● INPUT FOR THIS TASK
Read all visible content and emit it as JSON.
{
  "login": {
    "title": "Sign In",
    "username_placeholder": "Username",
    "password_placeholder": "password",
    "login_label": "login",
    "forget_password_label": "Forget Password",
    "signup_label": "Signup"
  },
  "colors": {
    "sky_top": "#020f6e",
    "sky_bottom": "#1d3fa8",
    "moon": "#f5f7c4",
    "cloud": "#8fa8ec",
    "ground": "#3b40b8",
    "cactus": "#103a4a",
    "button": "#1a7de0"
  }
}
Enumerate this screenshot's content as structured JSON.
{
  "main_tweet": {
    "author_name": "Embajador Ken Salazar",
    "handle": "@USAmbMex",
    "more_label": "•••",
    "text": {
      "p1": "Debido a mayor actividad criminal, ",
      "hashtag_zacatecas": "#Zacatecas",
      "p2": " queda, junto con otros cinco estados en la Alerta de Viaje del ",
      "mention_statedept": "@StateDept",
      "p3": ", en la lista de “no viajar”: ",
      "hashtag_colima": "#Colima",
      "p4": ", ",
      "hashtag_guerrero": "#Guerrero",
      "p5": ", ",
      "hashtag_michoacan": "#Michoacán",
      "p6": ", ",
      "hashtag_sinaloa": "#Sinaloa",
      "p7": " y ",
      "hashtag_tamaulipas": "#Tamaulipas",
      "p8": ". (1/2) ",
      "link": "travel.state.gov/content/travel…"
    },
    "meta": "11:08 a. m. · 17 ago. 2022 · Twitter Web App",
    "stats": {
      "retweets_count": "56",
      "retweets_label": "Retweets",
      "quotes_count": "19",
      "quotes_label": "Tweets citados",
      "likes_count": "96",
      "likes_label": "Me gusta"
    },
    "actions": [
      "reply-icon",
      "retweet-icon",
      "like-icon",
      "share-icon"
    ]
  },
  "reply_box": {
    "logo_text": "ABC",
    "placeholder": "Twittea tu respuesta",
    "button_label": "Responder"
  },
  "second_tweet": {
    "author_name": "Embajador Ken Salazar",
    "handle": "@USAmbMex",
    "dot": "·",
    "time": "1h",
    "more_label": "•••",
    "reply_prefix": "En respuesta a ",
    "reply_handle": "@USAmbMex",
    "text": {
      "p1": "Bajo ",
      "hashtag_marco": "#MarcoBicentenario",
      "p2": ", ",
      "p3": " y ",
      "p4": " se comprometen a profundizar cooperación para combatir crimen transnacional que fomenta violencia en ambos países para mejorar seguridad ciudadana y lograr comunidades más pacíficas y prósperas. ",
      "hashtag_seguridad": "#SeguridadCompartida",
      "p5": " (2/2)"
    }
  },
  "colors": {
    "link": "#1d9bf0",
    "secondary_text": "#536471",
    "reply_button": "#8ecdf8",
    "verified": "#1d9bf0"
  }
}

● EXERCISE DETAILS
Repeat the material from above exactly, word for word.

● WRITTEN ANSWER
Read all visible content and emit it as JSON.
{
  "login": {
    "title": "Sign In",
    "username_placeholder": "Username",
    "password_placeholder": "password",
    "login_label": "login",
    "forget_password_label": "Forget Password",
    "signup_label": "Signup"
  },
  "colors": {
    "sky_top": "#020f6e",
    "sky_bottom": "#1d3fa8",
    "moon": "#f5f7c4",
    "cloud": "#8fa8ec",
    "ground": "#3b40b8",
    "cactus": "#103a4a",
    "button": "#1a7de0"
  }
}
Enumerate this screenshot's content as structured JSON.
{
  "main_tweet": {
    "author_name": "Embajador Ken Salazar",
    "handle": "@USAmbMex",
    "more_label": "•••",
    "text": {
      "p1": "Debido a mayor actividad criminal, ",
      "hashtag_zacatecas": "#Zacatecas",
      "p2": " queda, junto con otros cinco estados en la Alerta de Viaje del ",
      "mention_statedept": "@StateDept",
      "p3": ", en la lista de “no viajar”: ",
      "hashtag_colima": "#Colima",
      "p4": ", ",
      "hashtag_guerrero": "#Guerrero",
      "p5": ", ",
      "hashtag_michoacan": "#Michoacán",
      "p6": ", ",
      "hashtag_sinaloa": "#Sinaloa",
      "p7": " y ",
      "hashtag_tamaulipas": "#Tamaulipas",
      "p8": ". (1/2) ",
      "link": "travel.state.gov/content/travel…"
    },
    "meta": "11:08 a. m. · 17 ago. 2022 · Twitter Web App",
    "stats": {
      "retweets_count": "56",
      "retweets_label": "Retweets",
      "quotes_count": "19",
      "quotes_label": "Tweets citados",
      "likes_count": "96",
      "likes_label": "Me gusta"
    },
    "actions": [
      "reply-icon",
      "retweet-icon",
      "like-icon",
      "share-icon"
    ]
  },
  "reply_box": {
    "logo_text": "ABC",
    "placeholder": "Twittea tu respuesta",
    "button_label": "Responder"
  },
  "second_tweet": {
    "author_name": "Embajador Ken Salazar",
    "handle": "@USAmbMex",
    "dot": "·",
    "time": "1h",
    "more_label": "•••",
    "reply_prefix": "En respuesta a ",
    "reply_handle": "@USAmbMex",
    "text": {
      "p1": "Bajo ",
      "hashtag_marco": "#MarcoBicentenario",
      "p2": ", ",
      "p3": " y ",
      "p4": " se comprometen a profundizar cooperación para combatir crimen transnacional que fomenta violencia en ambos países para mejorar seguridad ciudadana y lograr comunidades más pacíficas y prósperas. ",
      "hashtag_seguridad": "#SeguridadCompartida",
      "p5": " (2/2)"
    }
  },
  "colors": {
    "link": "#1d9bf0",
    "secondary_text": "#536471",
    "reply_button": "#8ecdf8",
    "verified": "#1d9bf0"
  }
}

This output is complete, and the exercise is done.